EXERCISE:
If a record holds a picture, omit the picture, but copy everything else below exactly.

DATASET RECORDS:
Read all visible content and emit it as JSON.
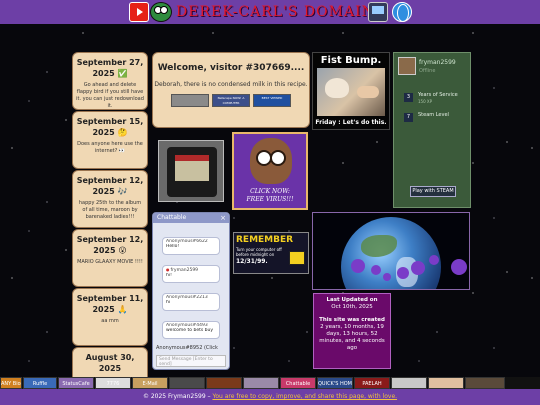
{
  "header": {
    "title": "DEREK-CARL'S DOMAIN",
    "icons": [
      "youtube-icon",
      "frog-icon",
      "computer-icon",
      "globe-icon"
    ]
  },
  "posts": [
    {
      "date": "September 27, 2025 ✅",
      "text": "Go ahead and delete flappy bird if you still have it. you can just redownload it."
    },
    {
      "date": "September 15, 2025 🤔",
      "text": "Does anyone here use the internet? 👀"
    },
    {
      "date": "September 12, 2025 🎶",
      "text": "happy 25th to the album of all time, maroon by barenaked ladies!!!"
    },
    {
      "date": "September 12, 2025 😮",
      "text": "MARIO GLAAXY MOVIE !!!!"
    },
    {
      "date": "September 11, 2025 🙏",
      "text": "aa mm"
    },
    {
      "date": "August 30, 2025",
      "text": ""
    }
  ],
  "welcome": {
    "title": "Welcome, visitor #307669....",
    "subtitle": "Deborah, there is no condensed milk in this recipe.",
    "badges": [
      "",
      "Netscape NOW! A COMPUTER",
      "BEST VIEWED"
    ]
  },
  "fist_bump": {
    "title": "Fist Bump.",
    "caption": "Friday : Let's do this."
  },
  "steam": {
    "username": "fryman2599",
    "status": "Offline",
    "badges": [
      {
        "num": "3",
        "label": "Years of Service",
        "xp": "150 XP"
      },
      {
        "num": "7",
        "label": "Steam Level",
        "xp": ""
      }
    ],
    "logo": "Play with STEAM"
  },
  "virus": {
    "line1": "CLICK NOW:",
    "line2": "FREE VIRUS!!!"
  },
  "chat": {
    "title": "Chattable",
    "close": "×",
    "messages": [
      {
        "user": "Anonymous#6622",
        "text": "Hello!",
        "dot": false
      },
      {
        "user": "fryman2599",
        "text": "hi!",
        "dot": true
      },
      {
        "user": "Anonymous#2213",
        "text": "hi",
        "dot": false
      },
      {
        "user": "Anonymous#4493",
        "text": "welcome to bets buy",
        "dot": false
      }
    ],
    "status": "Anonymous#8952 (Click",
    "placeholder": "Send Message [Enter to send]"
  },
  "remember": {
    "title": "REMEMBER",
    "text": "Turn your computer off before midnight on",
    "date": "12/31/99.",
    "logo": "BEST BUY"
  },
  "updated": {
    "label": "Last Updated on",
    "date": "Oct 10th, 2025",
    "created_label": "This site was created",
    "age": "2 years, 10 months, 19 days, 13 hours, 52 minutes, and 4 seconds ago"
  },
  "buttons": [
    {
      "label": "ANY Bios",
      "bg": "#d08020",
      "w": 22
    },
    {
      "label": "Ruffle",
      "bg": "#3a6ab8",
      "w": 34
    },
    {
      "label": "StatusCafe",
      "bg": "#8a6ab0",
      "w": 36
    },
    {
      "label": "7776",
      "bg": "#dddddd",
      "w": 36
    },
    {
      "label": "E-Mail",
      "bg": "#c8a060",
      "w": 36
    },
    {
      "label": "",
      "bg": "#4a4a4a",
      "w": 36
    },
    {
      "label": "",
      "bg": "#7a3a1a",
      "w": 36
    },
    {
      "label": "",
      "bg": "#9a8aa8",
      "w": 36
    },
    {
      "label": "Chattable",
      "bg": "#c83a6a",
      "w": 36
    },
    {
      "label": "QUICK'S HOME",
      "bg": "#2a4a8a",
      "w": 36
    },
    {
      "label": "PAELAH",
      "bg": "#8a1a1a",
      "w": 36
    },
    {
      "label": "",
      "bg": "#c8c8c8",
      "w": 36
    },
    {
      "label": "",
      "bg": "#e0c0a0",
      "w": 36
    },
    {
      "label": "",
      "bg": "#5a4a3a",
      "w": 40
    }
  ],
  "footer": {
    "copyright": "© 2025 Fryman2599 – ",
    "link": "You are free to copy, improve, and share this page, with love."
  },
  "colors": {
    "nav": "#6d3fa6",
    "card": "#f0d8b4",
    "title_red": "#e0172c"
  }
}
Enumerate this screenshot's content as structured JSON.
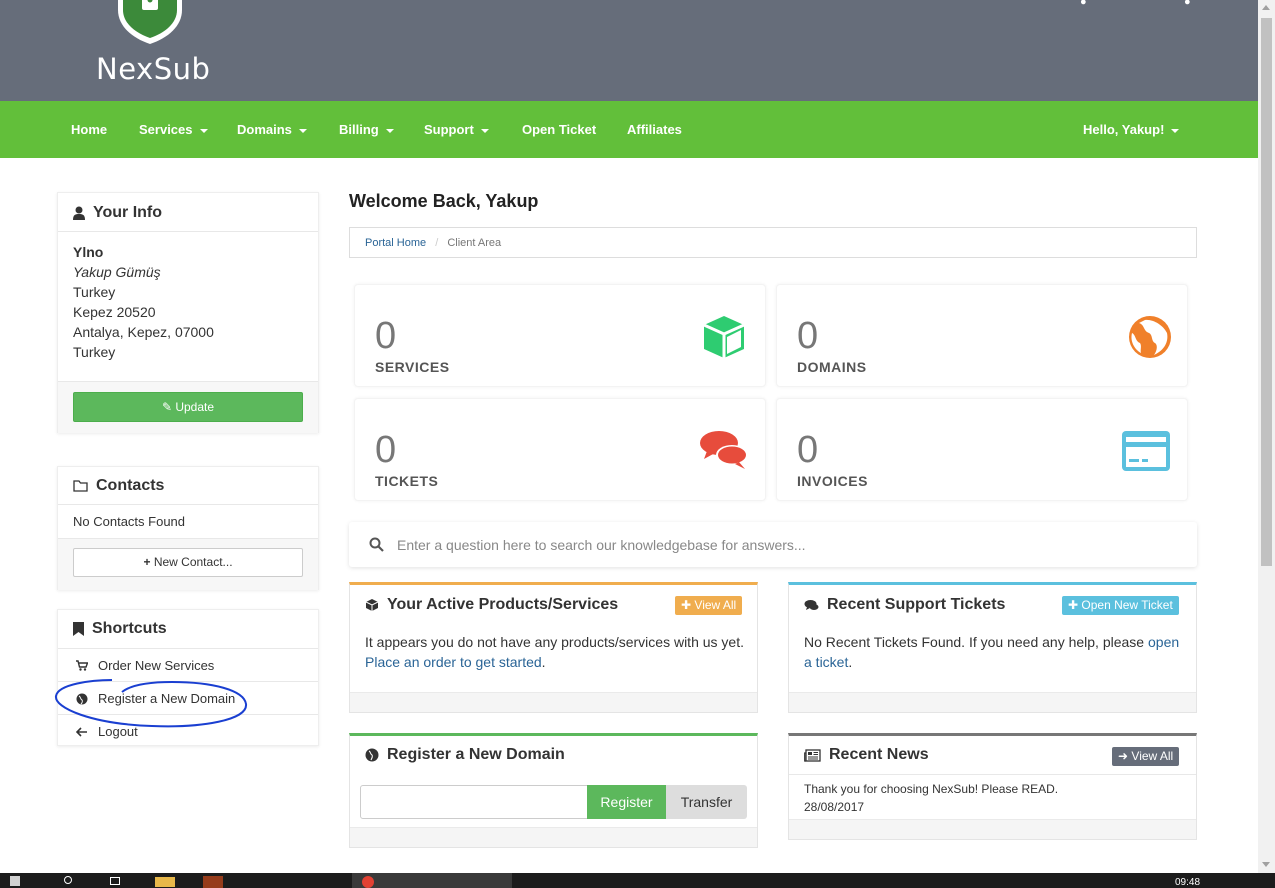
{
  "header": {
    "brand": "NexSub"
  },
  "nav": {
    "items": [
      {
        "label": "Home",
        "dropdown": false
      },
      {
        "label": "Services",
        "dropdown": true
      },
      {
        "label": "Domains",
        "dropdown": true
      },
      {
        "label": "Billing",
        "dropdown": true
      },
      {
        "label": "Support",
        "dropdown": true
      },
      {
        "label": "Open Ticket",
        "dropdown": false
      },
      {
        "label": "Affiliates",
        "dropdown": false
      }
    ],
    "user_label": "Hello, Yakup!"
  },
  "your_info": {
    "title": "Your Info",
    "lines": [
      "Ylno",
      "Yakup Gümüş",
      "Turkey",
      "Kepez 20520",
      "Antalya, Kepez, 07000",
      "Turkey"
    ],
    "update_label": "Update"
  },
  "contacts": {
    "title": "Contacts",
    "empty_text": "No Contacts Found",
    "new_contact_label": "New Contact..."
  },
  "shortcuts": {
    "title": "Shortcuts",
    "items": [
      {
        "label": "Order New Services",
        "icon": "cart-icon"
      },
      {
        "label": "Register a New Domain",
        "icon": "globe-icon"
      },
      {
        "label": "Logout",
        "icon": "arrow-left-icon"
      }
    ]
  },
  "main": {
    "welcome": "Welcome Back, Yakup",
    "breadcrumb": {
      "home": "Portal Home",
      "separator": "/",
      "current": "Client Area"
    },
    "tiles": [
      {
        "count": "0",
        "label": "SERVICES",
        "icon": "cube-icon",
        "color": "#2ecc71"
      },
      {
        "count": "0",
        "label": "DOMAINS",
        "icon": "globe-icon",
        "color": "#f0802a"
      },
      {
        "count": "0",
        "label": "TICKETS",
        "icon": "comments-icon",
        "color": "#e74c3c"
      },
      {
        "count": "0",
        "label": "INVOICES",
        "icon": "credit-card-icon",
        "color": "#5bc0de"
      }
    ],
    "kb_placeholder": "Enter a question here to search our knowledgebase for answers...",
    "products": {
      "title": "Your Active Products/Services",
      "view_all": "View All",
      "text": "It appears you do not have any products/services with us yet.",
      "link": "Place an order to get started",
      "link_suffix": "."
    },
    "tickets": {
      "title": "Recent Support Tickets",
      "button": "Open New Ticket",
      "text": "No Recent Tickets Found. If you need any help, please",
      "link": "open a ticket",
      "link_suffix": "."
    },
    "register_domain": {
      "title": "Register a New Domain",
      "register_label": "Register",
      "transfer_label": "Transfer",
      "input_value": ""
    },
    "news": {
      "title": "Recent News",
      "view_all": "View All",
      "items": [
        {
          "text": "Thank you for choosing NexSub! Please READ.",
          "date": "28/08/2017"
        }
      ]
    }
  },
  "taskbar": {
    "clock": "09:48"
  },
  "colors": {
    "topbar": "#666d7a",
    "navbar": "#62bf3a",
    "products_accent": "#f0ad4e",
    "tickets_accent": "#5bc0de",
    "domain_accent": "#5cb85c",
    "news_accent": "#777777"
  }
}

RESPONSE TO THE TASK:
Read all visible content and emit it as JSON.
{
  "header": {
    "title": "DEREK-CARL'S DOMAIN",
    "icons": [
      "youtube-icon",
      "frog-icon",
      "computer-icon",
      "globe-icon"
    ]
  },
  "posts": [
    {
      "date": "September 27, 2025 ✅",
      "text": "Go ahead and delete flappy bird if you still have it. you can just redownload it."
    },
    {
      "date": "September 15, 2025 🤔",
      "text": "Does anyone here use the internet? 👀"
    },
    {
      "date": "September 12, 2025 🎶",
      "text": "happy 25th to the album of all time, maroon by barenaked ladies!!!"
    },
    {
      "date": "September 12, 2025 😮",
      "text": "MARIO GLAAXY MOVIE !!!!"
    },
    {
      "date": "September 11, 2025 🙏",
      "text": "aa mm"
    },
    {
      "date": "August 30, 2025",
      "text": ""
    }
  ],
  "welcome": {
    "title": "Welcome, visitor #307669....",
    "subtitle": "Deborah, there is no condensed milk in this recipe.",
    "badges": [
      "",
      "Netscape NOW! A COMPUTER",
      "BEST VIEWED"
    ]
  },
  "fist_bump": {
    "title": "Fist Bump.",
    "caption": "Friday : Let's do this."
  },
  "steam": {
    "username": "fryman2599",
    "status": "Offline",
    "badges": [
      {
        "num": "3",
        "label": "Years of Service",
        "xp": "150 XP"
      },
      {
        "num": "7",
        "label": "Steam Level",
        "xp": ""
      }
    ],
    "logo": "Play with STEAM"
  },
  "virus": {
    "line1": "CLICK NOW:",
    "line2": "FREE VIRUS!!!"
  },
  "chat": {
    "title": "Chattable",
    "close": "×",
    "messages": [
      {
        "user": "Anonymous#6622",
        "text": "Hello!",
        "dot": false
      },
      {
        "user": "fryman2599",
        "text": "hi!",
        "dot": true
      },
      {
        "user": "Anonymous#2213",
        "text": "hi",
        "dot": false
      },
      {
        "user": "Anonymous#4493",
        "text": "welcome to bets buy",
        "dot": false
      }
    ],
    "status": "Anonymous#8952 (Click",
    "placeholder": "Send Message [Enter to send]"
  },
  "remember": {
    "title": "REMEMBER",
    "text": "Turn your computer off before midnight on",
    "date": "12/31/99.",
    "logo": "BEST BUY"
  },
  "updated": {
    "label": "Last Updated on",
    "date": "Oct 10th, 2025",
    "created_label": "This site was created",
    "age": "2 years, 10 months, 19 days, 13 hours, 52 minutes, and 4 seconds ago"
  },
  "buttons": [
    {
      "label": "ANY Bios",
      "bg": "#d08020",
      "w": 22
    },
    {
      "label": "Ruffle",
      "bg": "#3a6ab8",
      "w": 34
    },
    {
      "label": "StatusCafe",
      "bg": "#8a6ab0",
      "w": 36
    },
    {
      "label": "7776",
      "bg": "#dddddd",
      "w": 36
    },
    {
      "label": "E-Mail",
      "bg": "#c8a060",
      "w": 36
    },
    {
      "label": "",
      "bg": "#4a4a4a",
      "w": 36
    },
    {
      "label": "",
      "bg": "#7a3a1a",
      "w": 36
    },
    {
      "label": "",
      "bg": "#9a8aa8",
      "w": 36
    },
    {
      "label": "Chattable",
      "bg": "#c83a6a",
      "w": 36
    },
    {
      "label": "QUICK'S HOME",
      "bg": "#2a4a8a",
      "w": 36
    },
    {
      "label": "PAELAH",
      "bg": "#8a1a1a",
      "w": 36
    },
    {
      "label": "",
      "bg": "#c8c8c8",
      "w": 36
    },
    {
      "label": "",
      "bg": "#e0c0a0",
      "w": 36
    },
    {
      "label": "",
      "bg": "#5a4a3a",
      "w": 40
    }
  ],
  "footer": {
    "copyright": "© 2025 Fryman2599 – ",
    "link": "You are free to copy, improve, and share this page, with love."
  },
  "colors": {
    "nav": "#6d3fa6",
    "card": "#f0d8b4",
    "title_red": "#e0172c"
  }
}
Enumerate this screenshot's content as structured JSON.
{
  "header": {
    "brand": "NexSub"
  },
  "nav": {
    "items": [
      {
        "label": "Home",
        "dropdown": false
      },
      {
        "label": "Services",
        "dropdown": true
      },
      {
        "label": "Domains",
        "dropdown": true
      },
      {
        "label": "Billing",
        "dropdown": true
      },
      {
        "label": "Support",
        "dropdown": true
      },
      {
        "label": "Open Ticket",
        "dropdown": false
      },
      {
        "label": "Affiliates",
        "dropdown": false
      }
    ],
    "user_label": "Hello, Yakup!"
  },
  "your_info": {
    "title": "Your Info",
    "lines": [
      "Ylno",
      "Yakup Gümüş",
      "Turkey",
      "Kepez 20520",
      "Antalya, Kepez, 07000",
      "Turkey"
    ],
    "update_label": "Update"
  },
  "contacts": {
    "title": "Contacts",
    "empty_text": "No Contacts Found",
    "new_contact_label": "New Contact..."
  },
  "shortcuts": {
    "title": "Shortcuts",
    "items": [
      {
        "label": "Order New Services",
        "icon": "cart-icon"
      },
      {
        "label": "Register a New Domain",
        "icon": "globe-icon"
      },
      {
        "label": "Logout",
        "icon": "arrow-left-icon"
      }
    ]
  },
  "main": {
    "welcome": "Welcome Back, Yakup",
    "breadcrumb": {
      "home": "Portal Home",
      "separator": "/",
      "current": "Client Area"
    },
    "tiles": [
      {
        "count": "0",
        "label": "SERVICES",
        "icon": "cube-icon",
        "color": "#2ecc71"
      },
      {
        "count": "0",
        "label": "DOMAINS",
        "icon": "globe-icon",
        "color": "#f0802a"
      },
      {
        "count": "0",
        "label": "TICKETS",
        "icon": "comments-icon",
        "color": "#e74c3c"
      },
      {
        "count": "0",
        "label": "INVOICES",
        "icon": "credit-card-icon",
        "color": "#5bc0de"
      }
    ],
    "kb_placeholder": "Enter a question here to search our knowledgebase for answers...",
    "products": {
      "title": "Your Active Products/Services",
      "view_all": "View All",
      "text": "It appears you do not have any products/services with us yet.",
      "link": "Place an order to get started",
      "link_suffix": "."
    },
    "tickets": {
      "title": "Recent Support Tickets",
      "button": "Open New Ticket",
      "text": "No Recent Tickets Found. If you need any help, please",
      "link": "open a ticket",
      "link_suffix": "."
    },
    "register_domain": {
      "title": "Register a New Domain",
      "register_label": "Register",
      "transfer_label": "Transfer",
      "input_value": ""
    },
    "news": {
      "title": "Recent News",
      "view_all": "View All",
      "items": [
        {
          "text": "Thank you for choosing NexSub! Please READ.",
          "date": "28/08/2017"
        }
      ]
    }
  },
  "taskbar": {
    "clock": "09:48"
  },
  "colors": {
    "topbar": "#666d7a",
    "navbar": "#62bf3a",
    "products_accent": "#f0ad4e",
    "tickets_accent": "#5bc0de",
    "domain_accent": "#5cb85c",
    "news_accent": "#777777"
  }
}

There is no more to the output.